What you need to do - Where a line of the entries holds the string "name", copy that line.

Stored data -
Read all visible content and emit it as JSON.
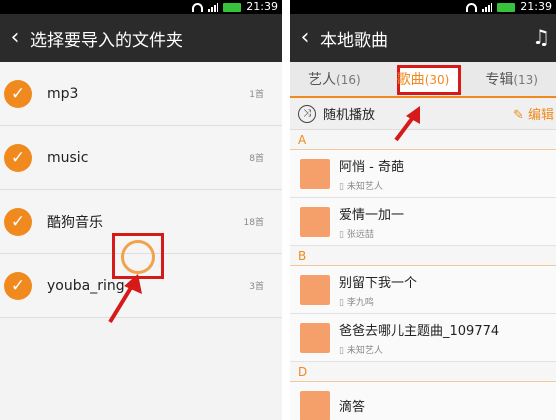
{
  "colors": {
    "accent": "#f08a1e",
    "highlight": "#d61a1a"
  },
  "left": {
    "status": {
      "time": "21:39"
    },
    "title": "选择要导入的文件夹",
    "folders": [
      {
        "name": "mp3",
        "count": "1首"
      },
      {
        "name": "music",
        "count": "8首"
      },
      {
        "name": "酷狗音乐",
        "count": "18首"
      },
      {
        "name": "youba_ring",
        "count": "3首"
      }
    ]
  },
  "right": {
    "status": {
      "time": "21:39"
    },
    "title": "本地歌曲",
    "tabs": [
      {
        "label": "艺人",
        "count": "(16)"
      },
      {
        "label": "歌曲",
        "count": "(30)"
      },
      {
        "label": "专辑",
        "count": "(13)"
      }
    ],
    "shuffle_label": "随机播放",
    "edit_label": "编辑",
    "sections": [
      {
        "letter": "A",
        "songs": [
          {
            "title": "阿悄 - 奇葩",
            "artist": "未知艺人"
          },
          {
            "title": "爱情一加一",
            "artist": "张远喆"
          }
        ]
      },
      {
        "letter": "B",
        "songs": [
          {
            "title": "别留下我一个",
            "artist": "李九鸣"
          },
          {
            "title": "爸爸去哪儿主题曲_109774",
            "artist": "未知艺人"
          }
        ]
      },
      {
        "letter": "D",
        "songs": [
          {
            "title": "滴答",
            "artist": ""
          }
        ]
      }
    ]
  }
}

Task answer -
        "name": "mp3",
        "name": "music",
        "name": "酷狗音乐",
        "name": "youba_ring",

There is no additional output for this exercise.